↓↓↓
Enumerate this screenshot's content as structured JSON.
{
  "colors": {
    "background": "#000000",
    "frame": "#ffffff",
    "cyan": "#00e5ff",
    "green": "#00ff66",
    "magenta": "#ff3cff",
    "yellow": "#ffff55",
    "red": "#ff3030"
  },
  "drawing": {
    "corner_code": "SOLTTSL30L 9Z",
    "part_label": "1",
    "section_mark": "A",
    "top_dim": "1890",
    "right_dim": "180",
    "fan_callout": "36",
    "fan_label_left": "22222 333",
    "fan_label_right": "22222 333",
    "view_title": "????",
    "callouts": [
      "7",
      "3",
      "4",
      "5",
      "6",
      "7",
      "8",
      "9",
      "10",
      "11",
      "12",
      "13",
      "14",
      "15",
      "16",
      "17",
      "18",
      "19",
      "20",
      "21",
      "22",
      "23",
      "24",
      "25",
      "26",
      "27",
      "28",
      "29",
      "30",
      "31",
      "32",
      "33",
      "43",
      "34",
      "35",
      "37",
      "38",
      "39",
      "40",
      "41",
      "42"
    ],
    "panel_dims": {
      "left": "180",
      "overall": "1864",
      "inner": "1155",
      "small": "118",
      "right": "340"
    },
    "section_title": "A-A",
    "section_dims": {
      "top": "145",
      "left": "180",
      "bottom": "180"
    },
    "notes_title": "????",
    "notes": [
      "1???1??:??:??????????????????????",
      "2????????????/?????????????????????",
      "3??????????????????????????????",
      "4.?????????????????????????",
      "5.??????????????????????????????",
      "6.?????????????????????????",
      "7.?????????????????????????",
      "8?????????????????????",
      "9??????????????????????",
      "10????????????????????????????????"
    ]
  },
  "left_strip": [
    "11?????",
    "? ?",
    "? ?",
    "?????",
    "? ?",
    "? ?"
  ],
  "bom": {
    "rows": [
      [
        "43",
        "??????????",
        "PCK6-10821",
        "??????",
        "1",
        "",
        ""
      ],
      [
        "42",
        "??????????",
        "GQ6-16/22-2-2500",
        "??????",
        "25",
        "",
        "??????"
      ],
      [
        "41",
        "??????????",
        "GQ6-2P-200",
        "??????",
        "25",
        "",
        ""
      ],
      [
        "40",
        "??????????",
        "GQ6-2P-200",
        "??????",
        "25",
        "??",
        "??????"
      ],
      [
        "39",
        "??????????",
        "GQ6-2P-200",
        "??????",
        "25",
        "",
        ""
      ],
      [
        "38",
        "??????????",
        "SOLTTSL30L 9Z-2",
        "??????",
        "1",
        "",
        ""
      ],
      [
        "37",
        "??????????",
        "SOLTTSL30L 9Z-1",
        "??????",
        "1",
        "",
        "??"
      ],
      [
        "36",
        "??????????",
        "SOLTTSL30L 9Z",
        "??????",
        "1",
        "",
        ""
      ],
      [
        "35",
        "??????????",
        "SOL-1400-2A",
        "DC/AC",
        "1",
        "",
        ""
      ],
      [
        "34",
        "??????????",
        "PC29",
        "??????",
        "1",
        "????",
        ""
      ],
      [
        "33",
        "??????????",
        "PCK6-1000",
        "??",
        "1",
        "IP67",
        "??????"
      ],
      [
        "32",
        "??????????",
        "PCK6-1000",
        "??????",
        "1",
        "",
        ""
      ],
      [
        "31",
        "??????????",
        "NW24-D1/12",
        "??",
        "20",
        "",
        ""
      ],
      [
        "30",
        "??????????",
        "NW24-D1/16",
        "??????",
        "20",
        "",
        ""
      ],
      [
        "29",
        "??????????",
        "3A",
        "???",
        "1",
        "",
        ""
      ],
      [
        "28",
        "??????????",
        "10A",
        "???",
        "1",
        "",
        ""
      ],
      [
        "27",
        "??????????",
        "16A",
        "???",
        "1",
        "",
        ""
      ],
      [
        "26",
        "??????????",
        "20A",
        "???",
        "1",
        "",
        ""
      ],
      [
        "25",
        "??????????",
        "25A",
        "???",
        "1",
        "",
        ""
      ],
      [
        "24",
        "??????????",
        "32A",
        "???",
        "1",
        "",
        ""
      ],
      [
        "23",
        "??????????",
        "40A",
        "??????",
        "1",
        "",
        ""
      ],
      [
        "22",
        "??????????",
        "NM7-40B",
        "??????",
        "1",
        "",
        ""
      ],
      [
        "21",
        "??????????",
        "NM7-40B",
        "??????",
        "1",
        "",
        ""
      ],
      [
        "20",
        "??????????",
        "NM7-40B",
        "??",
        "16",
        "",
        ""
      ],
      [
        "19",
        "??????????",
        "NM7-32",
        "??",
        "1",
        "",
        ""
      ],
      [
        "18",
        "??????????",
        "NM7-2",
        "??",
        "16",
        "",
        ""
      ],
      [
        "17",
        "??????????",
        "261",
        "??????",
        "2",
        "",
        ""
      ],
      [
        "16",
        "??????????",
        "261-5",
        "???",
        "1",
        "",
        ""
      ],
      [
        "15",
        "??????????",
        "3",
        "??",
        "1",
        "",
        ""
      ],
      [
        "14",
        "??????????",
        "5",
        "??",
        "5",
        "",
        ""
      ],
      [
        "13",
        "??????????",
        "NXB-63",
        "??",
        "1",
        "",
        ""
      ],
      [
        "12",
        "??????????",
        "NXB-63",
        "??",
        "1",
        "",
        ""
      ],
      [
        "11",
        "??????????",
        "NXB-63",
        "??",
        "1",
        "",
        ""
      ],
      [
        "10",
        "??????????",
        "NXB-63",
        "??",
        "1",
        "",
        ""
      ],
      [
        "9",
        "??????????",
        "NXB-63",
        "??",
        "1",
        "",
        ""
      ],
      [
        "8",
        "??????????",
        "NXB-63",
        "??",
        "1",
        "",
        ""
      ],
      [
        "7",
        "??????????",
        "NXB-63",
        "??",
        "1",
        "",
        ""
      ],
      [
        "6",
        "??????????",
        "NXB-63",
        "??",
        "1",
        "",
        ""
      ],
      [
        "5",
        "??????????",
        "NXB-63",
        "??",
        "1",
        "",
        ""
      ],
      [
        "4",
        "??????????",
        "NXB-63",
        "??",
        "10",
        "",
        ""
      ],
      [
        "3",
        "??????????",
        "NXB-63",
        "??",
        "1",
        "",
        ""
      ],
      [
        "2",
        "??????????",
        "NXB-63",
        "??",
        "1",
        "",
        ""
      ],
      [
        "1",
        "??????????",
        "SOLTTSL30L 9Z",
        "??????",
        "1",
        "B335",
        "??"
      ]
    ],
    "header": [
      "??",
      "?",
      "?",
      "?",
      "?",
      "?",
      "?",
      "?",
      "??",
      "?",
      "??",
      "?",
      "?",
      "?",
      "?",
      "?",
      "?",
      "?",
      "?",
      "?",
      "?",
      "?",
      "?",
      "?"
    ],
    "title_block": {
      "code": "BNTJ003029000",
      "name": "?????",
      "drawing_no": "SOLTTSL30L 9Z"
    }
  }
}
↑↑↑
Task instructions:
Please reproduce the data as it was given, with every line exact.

Result of the task:
Enumerate this screenshot's content as structured JSON.
{
  "colors": {
    "background": "#000000",
    "frame": "#ffffff",
    "cyan": "#00e5ff",
    "green": "#00ff66",
    "magenta": "#ff3cff",
    "yellow": "#ffff55",
    "red": "#ff3030"
  },
  "drawing": {
    "corner_code": "SOLTTSL30L 9Z",
    "part_label": "1",
    "section_mark": "A",
    "top_dim": "1890",
    "right_dim": "180",
    "fan_callout": "36",
    "fan_label_left": "22222 333",
    "fan_label_right": "22222 333",
    "view_title": "????",
    "callouts": [
      "7",
      "3",
      "4",
      "5",
      "6",
      "7",
      "8",
      "9",
      "10",
      "11",
      "12",
      "13",
      "14",
      "15",
      "16",
      "17",
      "18",
      "19",
      "20",
      "21",
      "22",
      "23",
      "24",
      "25",
      "26",
      "27",
      "28",
      "29",
      "30",
      "31",
      "32",
      "33",
      "43",
      "34",
      "35",
      "37",
      "38",
      "39",
      "40",
      "41",
      "42"
    ],
    "panel_dims": {
      "left": "180",
      "overall": "1864",
      "inner": "1155",
      "small": "118",
      "right": "340"
    },
    "section_title": "A-A",
    "section_dims": {
      "top": "145",
      "left": "180",
      "bottom": "180"
    },
    "notes_title": "????",
    "notes": [
      "1???1??:??:??????????????????????",
      "2????????????/?????????????????????",
      "3??????????????????????????????",
      "4.?????????????????????????",
      "5.??????????????????????????????",
      "6.?????????????????????????",
      "7.?????????????????????????",
      "8?????????????????????",
      "9??????????????????????",
      "10????????????????????????????????"
    ]
  },
  "left_strip": [
    "11?????",
    "? ?",
    "? ?",
    "?????",
    "? ?",
    "? ?"
  ],
  "bom": {
    "rows": [
      [
        "43",
        "??????????",
        "PCK6-10821",
        "??????",
        "1",
        "",
        ""
      ],
      [
        "42",
        "??????????",
        "GQ6-16/22-2-2500",
        "??????",
        "25",
        "",
        "??????"
      ],
      [
        "41",
        "??????????",
        "GQ6-2P-200",
        "??????",
        "25",
        "",
        ""
      ],
      [
        "40",
        "??????????",
        "GQ6-2P-200",
        "??????",
        "25",
        "??",
        "??????"
      ],
      [
        "39",
        "??????????",
        "GQ6-2P-200",
        "??????",
        "25",
        "",
        ""
      ],
      [
        "38",
        "??????????",
        "SOLTTSL30L 9Z-2",
        "??????",
        "1",
        "",
        ""
      ],
      [
        "37",
        "??????????",
        "SOLTTSL30L 9Z-1",
        "??????",
        "1",
        "",
        "??"
      ],
      [
        "36",
        "??????????",
        "SOLTTSL30L 9Z",
        "??????",
        "1",
        "",
        ""
      ],
      [
        "35",
        "??????????",
        "SOL-1400-2A",
        "DC/AC",
        "1",
        "",
        ""
      ],
      [
        "34",
        "??????????",
        "PC29",
        "??????",
        "1",
        "????",
        ""
      ],
      [
        "33",
        "??????????",
        "PCK6-1000",
        "??",
        "1",
        "IP67",
        "??????"
      ],
      [
        "32",
        "??????????",
        "PCK6-1000",
        "??????",
        "1",
        "",
        ""
      ],
      [
        "31",
        "??????????",
        "NW24-D1/12",
        "??",
        "20",
        "",
        ""
      ],
      [
        "30",
        "??????????",
        "NW24-D1/16",
        "??????",
        "20",
        "",
        ""
      ],
      [
        "29",
        "??????????",
        "3A",
        "???",
        "1",
        "",
        ""
      ],
      [
        "28",
        "??????????",
        "10A",
        "???",
        "1",
        "",
        ""
      ],
      [
        "27",
        "??????????",
        "16A",
        "???",
        "1",
        "",
        ""
      ],
      [
        "26",
        "??????????",
        "20A",
        "???",
        "1",
        "",
        ""
      ],
      [
        "25",
        "??????????",
        "25A",
        "???",
        "1",
        "",
        ""
      ],
      [
        "24",
        "??????????",
        "32A",
        "???",
        "1",
        "",
        ""
      ],
      [
        "23",
        "??????????",
        "40A",
        "??????",
        "1",
        "",
        ""
      ],
      [
        "22",
        "??????????",
        "NM7-40B",
        "??????",
        "1",
        "",
        ""
      ],
      [
        "21",
        "??????????",
        "NM7-40B",
        "??????",
        "1",
        "",
        ""
      ],
      [
        "20",
        "??????????",
        "NM7-40B",
        "??",
        "16",
        "",
        ""
      ],
      [
        "19",
        "??????????",
        "NM7-32",
        "??",
        "1",
        "",
        ""
      ],
      [
        "18",
        "??????????",
        "NM7-2",
        "??",
        "16",
        "",
        ""
      ],
      [
        "17",
        "??????????",
        "261",
        "??????",
        "2",
        "",
        ""
      ],
      [
        "16",
        "??????????",
        "261-5",
        "???",
        "1",
        "",
        ""
      ],
      [
        "15",
        "??????????",
        "3",
        "??",
        "1",
        "",
        ""
      ],
      [
        "14",
        "??????????",
        "5",
        "??",
        "5",
        "",
        ""
      ],
      [
        "13",
        "??????????",
        "NXB-63",
        "??",
        "1",
        "",
        ""
      ],
      [
        "12",
        "??????????",
        "NXB-63",
        "??",
        "1",
        "",
        ""
      ],
      [
        "11",
        "??????????",
        "NXB-63",
        "??",
        "1",
        "",
        ""
      ],
      [
        "10",
        "??????????",
        "NXB-63",
        "??",
        "1",
        "",
        ""
      ],
      [
        "9",
        "??????????",
        "NXB-63",
        "??",
        "1",
        "",
        ""
      ],
      [
        "8",
        "??????????",
        "NXB-63",
        "??",
        "1",
        "",
        ""
      ],
      [
        "7",
        "??????????",
        "NXB-63",
        "??",
        "1",
        "",
        ""
      ],
      [
        "6",
        "??????????",
        "NXB-63",
        "??",
        "1",
        "",
        ""
      ],
      [
        "5",
        "??????????",
        "NXB-63",
        "??",
        "1",
        "",
        ""
      ],
      [
        "4",
        "??????????",
        "NXB-63",
        "??",
        "10",
        "",
        ""
      ],
      [
        "3",
        "??????????",
        "NXB-63",
        "??",
        "1",
        "",
        ""
      ],
      [
        "2",
        "??????????",
        "NXB-63",
        "??",
        "1",
        "",
        ""
      ],
      [
        "1",
        "??????????",
        "SOLTTSL30L 9Z",
        "??????",
        "1",
        "B335",
        "??"
      ]
    ],
    "header": [
      "??",
      "?",
      "?",
      "?",
      "?",
      "?",
      "?",
      "?",
      "??",
      "?",
      "??",
      "?",
      "?",
      "?",
      "?",
      "?",
      "?",
      "?",
      "?",
      "?",
      "?",
      "?",
      "?",
      "?"
    ],
    "title_block": {
      "code": "BNTJ003029000",
      "name": "?????",
      "drawing_no": "SOLTTSL30L 9Z"
    }
  }
}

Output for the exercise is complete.